2. Eating out is not an event.
We are neither closing off canteens and dining rooms, nor are we limiting the number of people. Instead, we have outlined some rules as below:
2.1 All diners to observe personal hygiene.
- Wash hands before and after meals;
- Temperature taking twice a day;
- Avoid rubbing your eyes or face
2.2 Those unwell should not consume meals at the dining hall/canteens.
2.3 All diners are advised to consume their meals within 30 minutes to minimise the time at the canteens/dining halls.
2.4 All students on LOA are to remain in their rooms as meals will be delivered to their rooms.
2.5 Diners who prefer takeaways are encouraged to bring their reusable lunch boxes.
2.6 Meals will only be served/sold to diners with an NUS student/staff card or with temperature stickers.
What is a bathroom?
Students on LOA will generally have designated cubicles in shared bathrooms, or their own facilities if the hostel is able to provide.
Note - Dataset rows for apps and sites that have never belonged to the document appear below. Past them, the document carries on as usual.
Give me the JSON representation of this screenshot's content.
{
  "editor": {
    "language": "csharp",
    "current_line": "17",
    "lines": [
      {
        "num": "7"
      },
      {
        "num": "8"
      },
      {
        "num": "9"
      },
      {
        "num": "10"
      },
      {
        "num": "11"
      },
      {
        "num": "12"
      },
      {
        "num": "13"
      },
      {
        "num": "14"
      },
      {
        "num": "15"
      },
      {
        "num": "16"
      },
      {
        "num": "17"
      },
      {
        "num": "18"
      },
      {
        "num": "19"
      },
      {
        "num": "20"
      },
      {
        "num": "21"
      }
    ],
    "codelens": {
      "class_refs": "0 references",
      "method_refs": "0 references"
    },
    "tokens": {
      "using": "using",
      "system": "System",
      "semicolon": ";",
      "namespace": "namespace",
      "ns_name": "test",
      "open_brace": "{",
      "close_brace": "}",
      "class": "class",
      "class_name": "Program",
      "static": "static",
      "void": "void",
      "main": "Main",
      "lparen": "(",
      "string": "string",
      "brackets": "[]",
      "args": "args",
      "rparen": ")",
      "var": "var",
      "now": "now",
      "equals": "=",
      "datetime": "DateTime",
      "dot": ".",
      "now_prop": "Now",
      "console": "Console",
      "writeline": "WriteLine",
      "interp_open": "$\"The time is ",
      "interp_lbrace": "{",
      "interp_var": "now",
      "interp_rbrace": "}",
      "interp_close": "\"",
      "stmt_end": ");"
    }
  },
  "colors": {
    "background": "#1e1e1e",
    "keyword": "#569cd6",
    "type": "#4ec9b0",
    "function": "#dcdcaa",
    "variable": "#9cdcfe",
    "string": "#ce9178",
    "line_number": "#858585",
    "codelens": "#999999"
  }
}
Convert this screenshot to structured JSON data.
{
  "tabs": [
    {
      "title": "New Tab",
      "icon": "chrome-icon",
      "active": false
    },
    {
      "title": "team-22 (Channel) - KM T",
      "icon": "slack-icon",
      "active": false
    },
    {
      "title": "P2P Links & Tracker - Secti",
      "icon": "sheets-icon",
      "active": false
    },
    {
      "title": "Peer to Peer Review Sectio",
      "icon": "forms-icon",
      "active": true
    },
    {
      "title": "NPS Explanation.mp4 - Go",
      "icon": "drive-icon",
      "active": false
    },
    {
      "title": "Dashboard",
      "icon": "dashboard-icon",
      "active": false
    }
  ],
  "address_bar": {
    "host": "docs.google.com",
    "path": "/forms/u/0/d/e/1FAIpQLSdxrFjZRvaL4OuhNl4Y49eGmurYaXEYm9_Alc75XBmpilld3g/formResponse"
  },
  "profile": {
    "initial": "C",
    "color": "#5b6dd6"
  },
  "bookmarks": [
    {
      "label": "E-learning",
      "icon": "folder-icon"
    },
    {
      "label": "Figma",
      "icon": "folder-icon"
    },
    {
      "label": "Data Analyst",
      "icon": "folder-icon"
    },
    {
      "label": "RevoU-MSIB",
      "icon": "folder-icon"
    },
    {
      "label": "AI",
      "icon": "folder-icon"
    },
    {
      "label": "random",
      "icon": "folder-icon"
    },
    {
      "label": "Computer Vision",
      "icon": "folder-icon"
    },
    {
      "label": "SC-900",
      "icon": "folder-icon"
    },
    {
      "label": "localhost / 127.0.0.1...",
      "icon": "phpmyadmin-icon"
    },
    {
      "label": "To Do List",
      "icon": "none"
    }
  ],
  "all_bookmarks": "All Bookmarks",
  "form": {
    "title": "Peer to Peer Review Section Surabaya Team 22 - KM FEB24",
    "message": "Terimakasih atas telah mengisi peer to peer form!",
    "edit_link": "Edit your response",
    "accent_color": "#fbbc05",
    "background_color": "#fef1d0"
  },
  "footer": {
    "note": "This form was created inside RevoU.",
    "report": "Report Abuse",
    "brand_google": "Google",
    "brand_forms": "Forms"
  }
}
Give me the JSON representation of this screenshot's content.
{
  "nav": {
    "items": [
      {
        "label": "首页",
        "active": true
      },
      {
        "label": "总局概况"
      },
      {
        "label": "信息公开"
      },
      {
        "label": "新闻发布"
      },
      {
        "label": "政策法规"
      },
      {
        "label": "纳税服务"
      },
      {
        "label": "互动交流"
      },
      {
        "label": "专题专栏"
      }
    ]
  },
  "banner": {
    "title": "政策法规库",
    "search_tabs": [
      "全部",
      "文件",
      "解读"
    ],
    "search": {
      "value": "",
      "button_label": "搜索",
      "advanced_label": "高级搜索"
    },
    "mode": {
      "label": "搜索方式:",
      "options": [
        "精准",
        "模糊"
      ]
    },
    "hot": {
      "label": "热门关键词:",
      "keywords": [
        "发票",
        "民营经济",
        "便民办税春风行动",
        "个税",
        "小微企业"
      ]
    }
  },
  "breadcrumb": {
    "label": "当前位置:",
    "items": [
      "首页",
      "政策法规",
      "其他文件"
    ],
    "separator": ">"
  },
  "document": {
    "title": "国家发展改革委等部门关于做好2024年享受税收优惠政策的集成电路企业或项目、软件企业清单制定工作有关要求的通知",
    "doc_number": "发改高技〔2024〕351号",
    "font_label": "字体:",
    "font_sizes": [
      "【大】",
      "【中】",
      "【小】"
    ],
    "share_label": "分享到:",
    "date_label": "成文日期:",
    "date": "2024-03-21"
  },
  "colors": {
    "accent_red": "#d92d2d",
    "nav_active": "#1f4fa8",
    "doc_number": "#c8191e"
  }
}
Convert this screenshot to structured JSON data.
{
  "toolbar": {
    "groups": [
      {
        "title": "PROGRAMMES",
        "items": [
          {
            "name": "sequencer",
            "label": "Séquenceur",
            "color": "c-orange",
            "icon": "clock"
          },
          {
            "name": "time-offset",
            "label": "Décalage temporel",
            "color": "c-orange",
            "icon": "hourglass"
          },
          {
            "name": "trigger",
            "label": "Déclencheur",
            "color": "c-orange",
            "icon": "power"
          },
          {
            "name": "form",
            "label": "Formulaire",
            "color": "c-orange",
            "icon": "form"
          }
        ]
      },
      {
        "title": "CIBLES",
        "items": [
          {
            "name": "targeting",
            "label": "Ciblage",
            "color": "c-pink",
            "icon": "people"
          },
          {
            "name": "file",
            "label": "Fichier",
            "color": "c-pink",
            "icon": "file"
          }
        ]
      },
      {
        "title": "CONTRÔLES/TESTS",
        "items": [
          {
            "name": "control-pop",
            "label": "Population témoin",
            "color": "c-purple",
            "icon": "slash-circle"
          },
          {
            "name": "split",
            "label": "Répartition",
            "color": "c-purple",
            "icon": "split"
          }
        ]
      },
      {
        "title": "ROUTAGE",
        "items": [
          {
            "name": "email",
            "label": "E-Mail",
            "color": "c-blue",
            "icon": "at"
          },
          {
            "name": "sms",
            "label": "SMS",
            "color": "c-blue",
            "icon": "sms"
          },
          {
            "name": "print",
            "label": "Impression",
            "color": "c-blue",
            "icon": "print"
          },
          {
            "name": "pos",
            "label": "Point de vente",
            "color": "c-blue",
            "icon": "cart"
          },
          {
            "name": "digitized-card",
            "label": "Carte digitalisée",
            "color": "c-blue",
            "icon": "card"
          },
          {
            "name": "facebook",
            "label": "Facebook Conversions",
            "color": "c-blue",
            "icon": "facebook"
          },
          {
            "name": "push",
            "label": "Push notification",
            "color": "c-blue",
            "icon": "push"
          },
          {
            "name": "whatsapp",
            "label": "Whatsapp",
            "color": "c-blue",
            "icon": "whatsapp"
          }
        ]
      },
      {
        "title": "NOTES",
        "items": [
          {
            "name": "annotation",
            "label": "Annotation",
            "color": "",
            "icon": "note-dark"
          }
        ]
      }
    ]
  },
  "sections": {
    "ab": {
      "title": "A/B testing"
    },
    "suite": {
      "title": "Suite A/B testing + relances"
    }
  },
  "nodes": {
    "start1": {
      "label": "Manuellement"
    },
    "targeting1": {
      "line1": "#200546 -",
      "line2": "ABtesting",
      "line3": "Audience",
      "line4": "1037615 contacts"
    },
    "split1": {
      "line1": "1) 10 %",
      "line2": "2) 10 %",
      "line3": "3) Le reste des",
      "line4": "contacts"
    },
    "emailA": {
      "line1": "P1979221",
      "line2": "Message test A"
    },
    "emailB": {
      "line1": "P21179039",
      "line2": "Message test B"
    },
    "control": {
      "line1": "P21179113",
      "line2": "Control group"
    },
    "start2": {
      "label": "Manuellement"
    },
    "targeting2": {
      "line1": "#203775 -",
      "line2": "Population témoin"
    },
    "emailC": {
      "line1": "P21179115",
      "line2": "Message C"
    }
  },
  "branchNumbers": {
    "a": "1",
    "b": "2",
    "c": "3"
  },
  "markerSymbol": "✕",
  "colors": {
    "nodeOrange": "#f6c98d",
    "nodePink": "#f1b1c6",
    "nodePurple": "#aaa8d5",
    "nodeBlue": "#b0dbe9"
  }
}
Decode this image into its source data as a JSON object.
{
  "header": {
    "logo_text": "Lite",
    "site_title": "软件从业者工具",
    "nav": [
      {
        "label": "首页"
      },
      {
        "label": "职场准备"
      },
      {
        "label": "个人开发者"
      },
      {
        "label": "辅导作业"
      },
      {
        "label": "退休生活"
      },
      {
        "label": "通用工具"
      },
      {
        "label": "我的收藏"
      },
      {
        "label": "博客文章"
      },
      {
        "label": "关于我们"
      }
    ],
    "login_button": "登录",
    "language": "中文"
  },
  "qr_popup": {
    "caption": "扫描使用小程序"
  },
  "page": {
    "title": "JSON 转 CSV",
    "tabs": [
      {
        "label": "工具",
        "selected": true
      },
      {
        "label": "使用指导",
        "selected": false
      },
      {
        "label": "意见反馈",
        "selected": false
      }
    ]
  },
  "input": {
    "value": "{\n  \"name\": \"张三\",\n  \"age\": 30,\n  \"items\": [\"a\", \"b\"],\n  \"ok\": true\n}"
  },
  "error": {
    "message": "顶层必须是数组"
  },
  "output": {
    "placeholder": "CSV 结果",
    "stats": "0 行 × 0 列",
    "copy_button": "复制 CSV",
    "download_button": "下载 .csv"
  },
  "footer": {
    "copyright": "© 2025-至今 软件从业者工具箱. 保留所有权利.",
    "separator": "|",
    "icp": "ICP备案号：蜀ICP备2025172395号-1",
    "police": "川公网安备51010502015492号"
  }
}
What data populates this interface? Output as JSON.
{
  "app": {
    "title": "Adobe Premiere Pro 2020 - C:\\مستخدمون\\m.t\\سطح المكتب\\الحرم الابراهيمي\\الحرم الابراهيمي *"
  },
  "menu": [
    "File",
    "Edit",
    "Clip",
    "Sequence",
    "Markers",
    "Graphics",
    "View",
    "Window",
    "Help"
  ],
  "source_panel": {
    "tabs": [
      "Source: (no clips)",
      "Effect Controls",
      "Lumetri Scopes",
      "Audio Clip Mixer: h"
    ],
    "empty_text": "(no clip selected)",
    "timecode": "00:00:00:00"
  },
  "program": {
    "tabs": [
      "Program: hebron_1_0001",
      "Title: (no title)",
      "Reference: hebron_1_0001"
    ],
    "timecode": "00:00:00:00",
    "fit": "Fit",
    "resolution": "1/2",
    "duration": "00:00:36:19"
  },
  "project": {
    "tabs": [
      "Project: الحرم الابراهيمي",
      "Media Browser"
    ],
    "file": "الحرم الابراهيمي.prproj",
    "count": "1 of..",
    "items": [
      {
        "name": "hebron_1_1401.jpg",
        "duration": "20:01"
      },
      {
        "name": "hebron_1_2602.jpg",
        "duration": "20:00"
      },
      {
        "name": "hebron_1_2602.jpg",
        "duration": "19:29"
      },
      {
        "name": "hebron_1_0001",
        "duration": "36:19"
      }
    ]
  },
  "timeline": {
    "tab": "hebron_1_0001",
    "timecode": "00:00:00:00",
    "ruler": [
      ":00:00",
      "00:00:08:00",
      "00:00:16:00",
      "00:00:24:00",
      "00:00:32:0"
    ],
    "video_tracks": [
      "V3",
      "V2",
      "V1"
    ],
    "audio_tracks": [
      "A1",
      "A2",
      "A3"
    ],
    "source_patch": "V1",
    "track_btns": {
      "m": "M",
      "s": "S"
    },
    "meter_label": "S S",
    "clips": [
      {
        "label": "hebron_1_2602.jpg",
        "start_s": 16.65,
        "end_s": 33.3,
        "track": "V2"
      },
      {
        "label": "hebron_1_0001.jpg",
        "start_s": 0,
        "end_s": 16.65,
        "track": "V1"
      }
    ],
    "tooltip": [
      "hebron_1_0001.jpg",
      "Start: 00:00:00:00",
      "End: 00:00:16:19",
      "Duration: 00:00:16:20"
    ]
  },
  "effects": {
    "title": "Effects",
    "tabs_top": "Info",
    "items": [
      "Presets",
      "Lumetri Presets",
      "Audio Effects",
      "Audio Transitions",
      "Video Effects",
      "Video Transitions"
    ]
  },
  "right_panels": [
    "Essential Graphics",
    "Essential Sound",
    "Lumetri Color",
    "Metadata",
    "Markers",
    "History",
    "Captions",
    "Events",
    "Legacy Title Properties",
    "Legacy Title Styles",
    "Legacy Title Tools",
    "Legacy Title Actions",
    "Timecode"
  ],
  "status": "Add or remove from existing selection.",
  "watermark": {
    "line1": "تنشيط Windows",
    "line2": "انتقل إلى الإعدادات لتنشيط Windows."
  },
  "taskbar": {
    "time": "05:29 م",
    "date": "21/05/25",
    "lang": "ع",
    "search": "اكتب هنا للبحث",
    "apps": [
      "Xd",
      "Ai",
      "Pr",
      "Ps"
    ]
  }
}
Where reserved cubicles are not possible, we will increase the environmental sanitation:
1. Increasing the cleaning schedule for toilet, shower and pantry to four times a day (morning, 1 p.m., 5 p.m., and 9 p.m.);
2. Toilet seat disinfectants in all toilets, and sprays that can be used for other surfaces.
In these cases, students can space out the use of the shower (e.g. 30 minutes in between) to allow any remaining water droplets to settle to the ground. They must also wash their hands after using the bathroom. This is in line with the Ministry of Health’s (MOH) guidance in relation on the use of shared bathrooms by persons on LOA.
Given the recent attention on toilet rolls, I thought I’d share this gem from MOH’s guidelines:
“Sharing the same roll of toilet paper is safe as long as the toilet roll is not stained, soiled or wet, although the sharing of towels is not advised.”
Also, yes, NUS has more than enough toilet rolls.
NUS Resilience Fund
NUS President, Professor Tan Eng Chye has announced a S$500,000 fund to be used in our response to 2019-nCoV. This will cover expenses relating to staff and student items such as but not limited to:
- Compensation to our Student Exchange Programme (SEP) or NUS Overseas Colleges students for cancelled flights, or flights to bring our students back to Singapore;
- Expenses in helping our staff and students under LOA, including hostel fees and food for our staff or students (under LOA) evicted by their landlords;
- Hospitalisation and care for our frontliners should they fall sick from overwork.
The Fund also covers equipment, supplies and infrastructure related expenses such as, but not limited to:
- Purchase of masks and other equipment to mitigate virus transmission;
- Preparation and maintenance costs of the Government-Quarantine-Facility (GQF).
The NUS Resilience Fund will be administered by the Office of Finance (OFN) to support approved disbursements.
At the same time, the President has also sent out a quiet appeal to professors and senior staff, to gather donations for the Red Cross in China. This is a non-tax deductible donation which we will channel to Red Cross in China via the Singapore Red Cross. The donations will go completely towards communities in China who have been severely affected by the virus. At the moment, donations are in the mid six figures and climbing.
Today, philosophers are still working on Aristotle’s question on the essence of Man, including what it means to live a good life. I don’t have the answer for human beings in general, but for the community of NUS, resilience must surely count as one of our essential components, and one measure of meaning, service unto others.
A/P Leong Ching
NUS Dean of Students